- **PROBLEM REQUIREMENTS**
Tally the lines below containing "icon" and report only the total.

- **Entries taken from a collection**
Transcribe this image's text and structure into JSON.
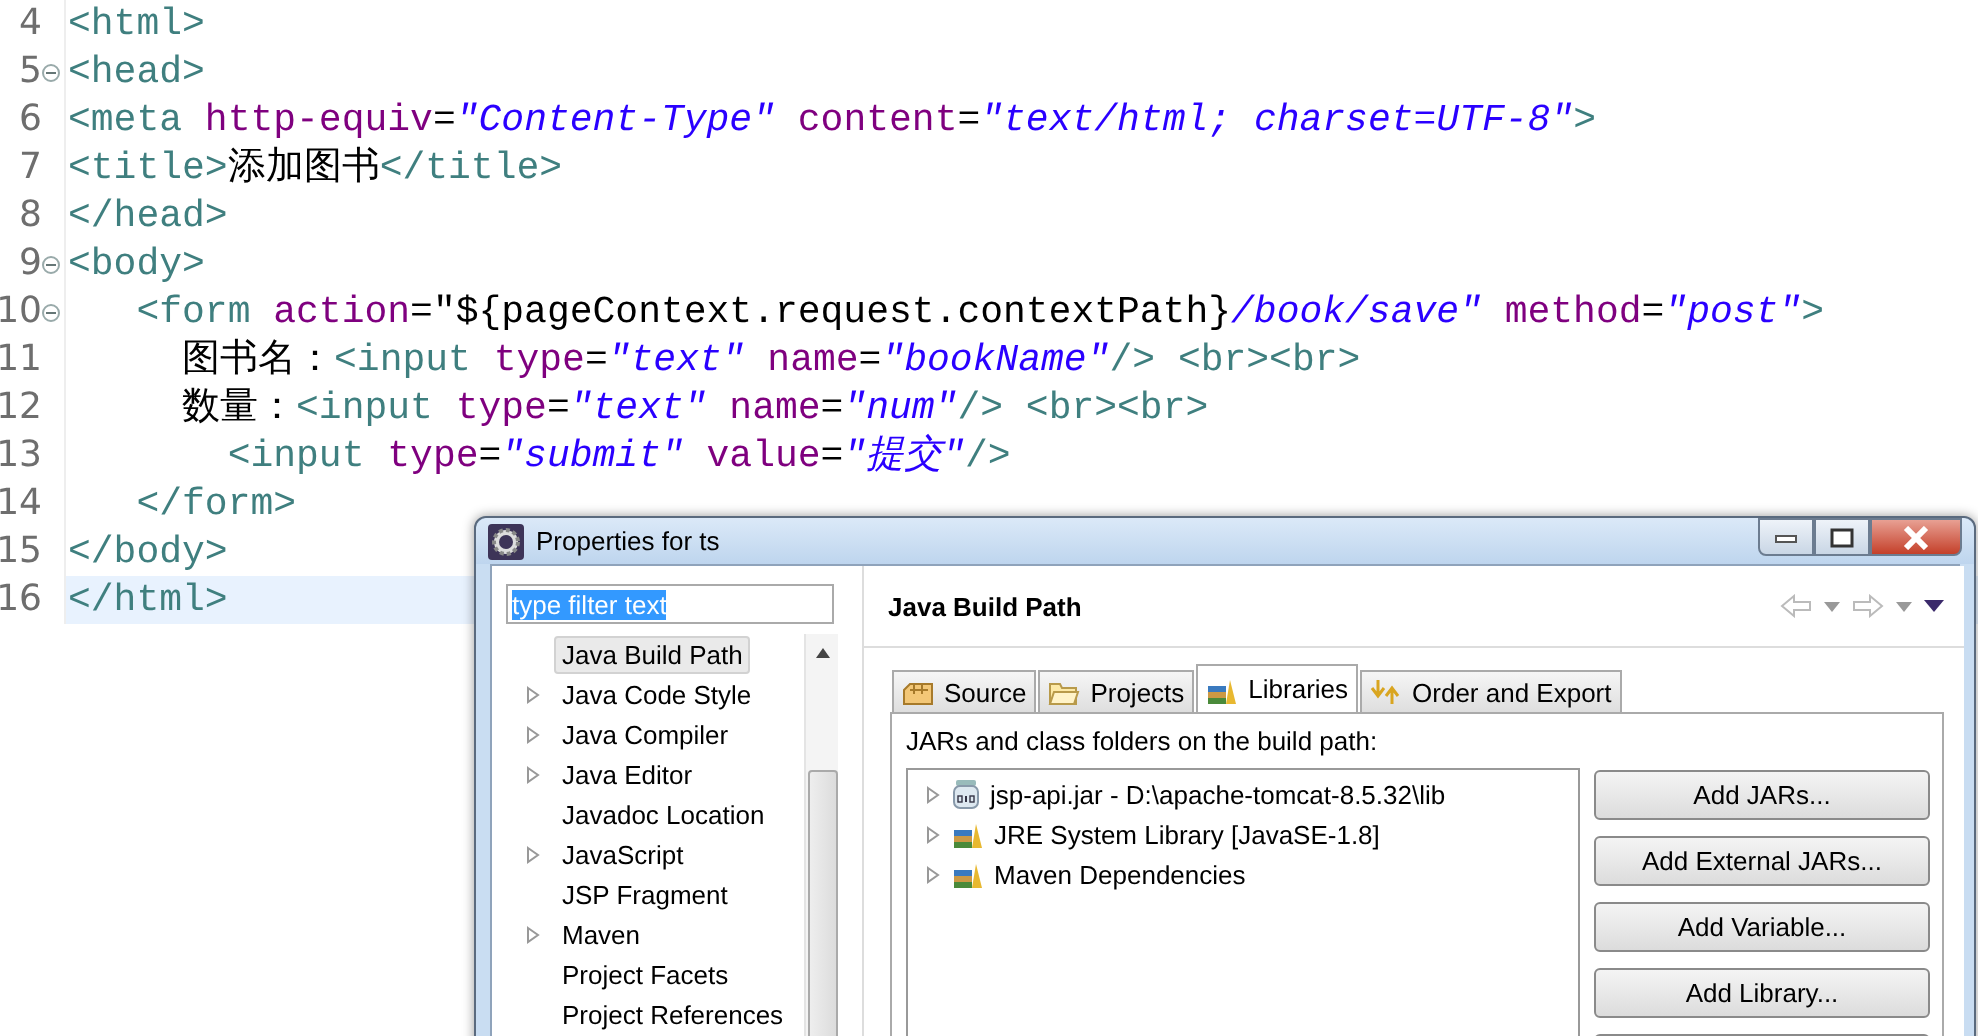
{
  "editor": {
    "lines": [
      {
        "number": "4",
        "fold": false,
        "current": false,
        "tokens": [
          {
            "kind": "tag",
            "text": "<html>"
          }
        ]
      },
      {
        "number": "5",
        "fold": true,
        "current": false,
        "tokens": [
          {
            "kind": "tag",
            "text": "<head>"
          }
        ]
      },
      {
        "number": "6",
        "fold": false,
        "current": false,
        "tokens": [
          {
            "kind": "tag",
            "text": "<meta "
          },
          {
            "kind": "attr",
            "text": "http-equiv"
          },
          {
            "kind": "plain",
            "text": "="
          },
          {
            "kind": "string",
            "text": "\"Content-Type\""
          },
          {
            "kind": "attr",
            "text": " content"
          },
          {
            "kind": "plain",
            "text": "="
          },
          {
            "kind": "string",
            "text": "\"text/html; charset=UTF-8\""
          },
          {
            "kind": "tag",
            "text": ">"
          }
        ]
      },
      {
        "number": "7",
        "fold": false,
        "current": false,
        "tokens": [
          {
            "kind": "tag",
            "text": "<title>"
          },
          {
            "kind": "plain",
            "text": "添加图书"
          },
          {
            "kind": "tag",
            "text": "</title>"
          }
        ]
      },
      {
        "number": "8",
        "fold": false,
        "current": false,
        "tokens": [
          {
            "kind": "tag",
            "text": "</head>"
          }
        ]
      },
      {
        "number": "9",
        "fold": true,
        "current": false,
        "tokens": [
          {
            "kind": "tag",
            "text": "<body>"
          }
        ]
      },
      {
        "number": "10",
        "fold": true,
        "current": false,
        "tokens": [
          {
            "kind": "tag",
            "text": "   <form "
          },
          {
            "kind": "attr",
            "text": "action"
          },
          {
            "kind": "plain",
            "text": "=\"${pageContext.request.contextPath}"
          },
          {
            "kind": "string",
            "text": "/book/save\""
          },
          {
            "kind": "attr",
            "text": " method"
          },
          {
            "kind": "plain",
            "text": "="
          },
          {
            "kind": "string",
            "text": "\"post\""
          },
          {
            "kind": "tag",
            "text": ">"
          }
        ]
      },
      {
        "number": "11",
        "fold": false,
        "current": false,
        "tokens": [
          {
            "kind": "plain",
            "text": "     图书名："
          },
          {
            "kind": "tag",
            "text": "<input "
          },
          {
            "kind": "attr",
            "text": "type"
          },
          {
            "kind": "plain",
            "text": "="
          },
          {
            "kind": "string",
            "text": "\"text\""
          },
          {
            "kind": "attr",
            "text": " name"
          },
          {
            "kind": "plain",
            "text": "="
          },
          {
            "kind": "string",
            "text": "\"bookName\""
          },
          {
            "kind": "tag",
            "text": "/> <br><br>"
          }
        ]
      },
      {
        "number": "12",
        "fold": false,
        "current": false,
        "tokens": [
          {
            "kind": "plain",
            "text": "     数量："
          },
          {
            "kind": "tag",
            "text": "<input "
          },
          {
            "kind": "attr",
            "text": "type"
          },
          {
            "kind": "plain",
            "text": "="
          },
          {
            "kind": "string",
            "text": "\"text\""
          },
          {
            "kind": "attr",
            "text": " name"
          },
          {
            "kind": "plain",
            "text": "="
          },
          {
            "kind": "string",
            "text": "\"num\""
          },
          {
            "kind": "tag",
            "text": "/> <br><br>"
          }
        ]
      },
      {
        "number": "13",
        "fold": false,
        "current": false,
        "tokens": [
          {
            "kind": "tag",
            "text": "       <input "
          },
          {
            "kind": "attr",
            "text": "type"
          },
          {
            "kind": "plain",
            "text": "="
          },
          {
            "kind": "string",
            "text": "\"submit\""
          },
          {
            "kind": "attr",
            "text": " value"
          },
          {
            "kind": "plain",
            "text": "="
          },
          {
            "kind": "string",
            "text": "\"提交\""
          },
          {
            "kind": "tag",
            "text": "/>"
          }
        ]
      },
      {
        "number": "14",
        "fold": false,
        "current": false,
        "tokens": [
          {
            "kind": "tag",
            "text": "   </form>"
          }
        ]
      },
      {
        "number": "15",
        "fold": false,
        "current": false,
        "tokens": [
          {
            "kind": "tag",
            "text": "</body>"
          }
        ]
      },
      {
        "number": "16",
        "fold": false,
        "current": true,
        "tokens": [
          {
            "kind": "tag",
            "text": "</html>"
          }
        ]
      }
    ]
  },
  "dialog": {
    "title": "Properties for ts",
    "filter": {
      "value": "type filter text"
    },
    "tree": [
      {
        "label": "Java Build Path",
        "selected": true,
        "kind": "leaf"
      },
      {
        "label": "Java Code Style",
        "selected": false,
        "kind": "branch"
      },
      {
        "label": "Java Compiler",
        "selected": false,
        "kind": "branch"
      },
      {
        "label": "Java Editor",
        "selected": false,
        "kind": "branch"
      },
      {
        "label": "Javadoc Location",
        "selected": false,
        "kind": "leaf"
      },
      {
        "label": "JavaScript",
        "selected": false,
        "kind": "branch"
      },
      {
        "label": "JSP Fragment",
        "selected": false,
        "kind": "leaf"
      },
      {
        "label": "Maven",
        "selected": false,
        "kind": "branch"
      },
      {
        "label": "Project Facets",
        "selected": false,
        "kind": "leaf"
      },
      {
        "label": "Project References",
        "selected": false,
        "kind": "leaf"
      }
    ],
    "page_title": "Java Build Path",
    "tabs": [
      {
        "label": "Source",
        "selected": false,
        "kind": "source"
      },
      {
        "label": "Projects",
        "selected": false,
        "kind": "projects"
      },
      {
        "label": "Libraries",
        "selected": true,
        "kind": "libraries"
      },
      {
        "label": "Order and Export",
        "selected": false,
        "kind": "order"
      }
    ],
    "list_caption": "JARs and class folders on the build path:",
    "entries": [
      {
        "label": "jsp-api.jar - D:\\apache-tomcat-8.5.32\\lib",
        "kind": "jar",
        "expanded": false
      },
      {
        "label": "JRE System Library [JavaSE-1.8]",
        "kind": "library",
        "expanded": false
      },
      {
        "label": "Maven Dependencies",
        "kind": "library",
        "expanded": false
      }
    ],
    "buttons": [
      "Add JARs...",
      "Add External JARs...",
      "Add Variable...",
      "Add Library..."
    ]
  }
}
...
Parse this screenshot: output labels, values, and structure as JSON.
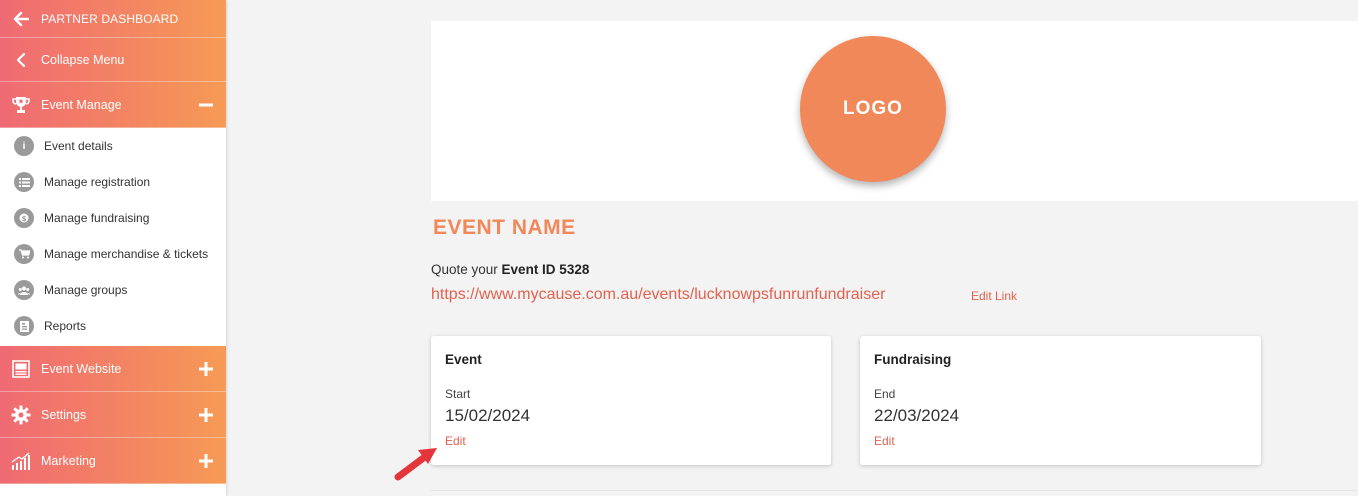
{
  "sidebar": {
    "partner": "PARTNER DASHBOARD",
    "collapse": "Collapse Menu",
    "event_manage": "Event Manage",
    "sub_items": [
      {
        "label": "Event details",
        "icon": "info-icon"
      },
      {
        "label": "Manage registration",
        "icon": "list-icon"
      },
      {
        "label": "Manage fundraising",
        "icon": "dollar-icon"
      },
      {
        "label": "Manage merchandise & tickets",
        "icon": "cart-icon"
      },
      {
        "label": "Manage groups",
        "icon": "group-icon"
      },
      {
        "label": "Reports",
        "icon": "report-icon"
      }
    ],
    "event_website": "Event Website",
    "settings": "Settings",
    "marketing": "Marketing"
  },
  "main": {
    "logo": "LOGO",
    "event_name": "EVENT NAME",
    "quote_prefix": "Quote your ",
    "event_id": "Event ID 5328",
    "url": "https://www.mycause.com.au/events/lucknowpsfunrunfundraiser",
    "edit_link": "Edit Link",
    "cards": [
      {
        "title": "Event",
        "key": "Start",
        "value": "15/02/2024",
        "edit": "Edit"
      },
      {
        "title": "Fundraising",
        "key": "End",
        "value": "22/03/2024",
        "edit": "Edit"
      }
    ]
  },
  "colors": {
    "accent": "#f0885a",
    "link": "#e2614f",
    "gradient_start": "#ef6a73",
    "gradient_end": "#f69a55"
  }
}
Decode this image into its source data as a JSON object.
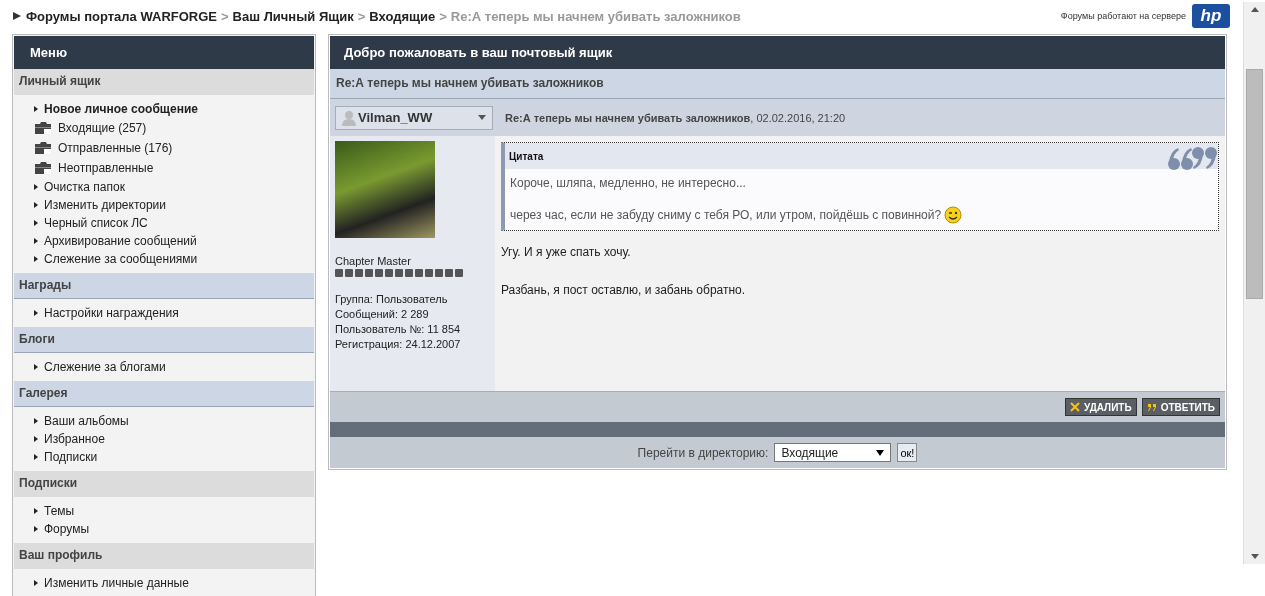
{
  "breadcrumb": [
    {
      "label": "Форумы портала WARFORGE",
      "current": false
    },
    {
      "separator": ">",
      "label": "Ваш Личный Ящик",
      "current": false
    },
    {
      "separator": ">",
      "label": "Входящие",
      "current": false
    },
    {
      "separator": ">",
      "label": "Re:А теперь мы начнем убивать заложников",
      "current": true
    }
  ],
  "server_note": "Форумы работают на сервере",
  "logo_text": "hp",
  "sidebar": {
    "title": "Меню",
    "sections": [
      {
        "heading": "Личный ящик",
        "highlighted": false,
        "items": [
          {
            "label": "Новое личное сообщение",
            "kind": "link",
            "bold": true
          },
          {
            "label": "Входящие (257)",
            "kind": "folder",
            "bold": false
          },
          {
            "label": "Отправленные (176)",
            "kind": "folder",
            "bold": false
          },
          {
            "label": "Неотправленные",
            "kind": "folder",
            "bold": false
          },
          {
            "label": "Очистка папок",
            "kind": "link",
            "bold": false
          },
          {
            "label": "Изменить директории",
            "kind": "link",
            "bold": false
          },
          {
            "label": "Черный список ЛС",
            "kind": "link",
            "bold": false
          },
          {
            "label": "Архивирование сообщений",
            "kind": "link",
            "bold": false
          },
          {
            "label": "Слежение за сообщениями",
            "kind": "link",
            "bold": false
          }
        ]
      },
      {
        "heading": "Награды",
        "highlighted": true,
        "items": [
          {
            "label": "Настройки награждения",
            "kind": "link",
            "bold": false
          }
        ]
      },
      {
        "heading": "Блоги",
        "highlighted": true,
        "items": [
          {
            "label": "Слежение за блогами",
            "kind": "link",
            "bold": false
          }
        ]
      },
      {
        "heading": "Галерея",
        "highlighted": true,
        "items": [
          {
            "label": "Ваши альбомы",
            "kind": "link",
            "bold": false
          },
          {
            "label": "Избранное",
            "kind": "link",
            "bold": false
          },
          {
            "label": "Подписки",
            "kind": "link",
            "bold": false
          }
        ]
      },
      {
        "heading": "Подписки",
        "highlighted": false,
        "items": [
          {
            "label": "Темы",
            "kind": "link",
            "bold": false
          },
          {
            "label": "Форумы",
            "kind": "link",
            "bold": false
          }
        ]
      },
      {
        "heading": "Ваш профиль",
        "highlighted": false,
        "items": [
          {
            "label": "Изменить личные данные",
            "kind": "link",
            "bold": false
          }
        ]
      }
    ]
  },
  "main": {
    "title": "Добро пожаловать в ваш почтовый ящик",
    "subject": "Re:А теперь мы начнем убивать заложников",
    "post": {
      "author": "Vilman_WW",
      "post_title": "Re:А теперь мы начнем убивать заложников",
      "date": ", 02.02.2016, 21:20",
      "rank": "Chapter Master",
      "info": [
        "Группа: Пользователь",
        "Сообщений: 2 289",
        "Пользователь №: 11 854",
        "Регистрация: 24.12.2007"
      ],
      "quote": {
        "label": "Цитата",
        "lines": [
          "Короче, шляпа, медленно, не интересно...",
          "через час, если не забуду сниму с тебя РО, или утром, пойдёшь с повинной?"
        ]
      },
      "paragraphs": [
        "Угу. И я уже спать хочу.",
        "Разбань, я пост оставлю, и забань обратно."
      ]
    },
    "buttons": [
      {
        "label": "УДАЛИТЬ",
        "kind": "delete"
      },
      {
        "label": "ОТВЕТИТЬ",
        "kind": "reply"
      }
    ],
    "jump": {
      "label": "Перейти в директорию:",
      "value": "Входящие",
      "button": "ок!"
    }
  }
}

- **OUTPUT OF THE TASK**
6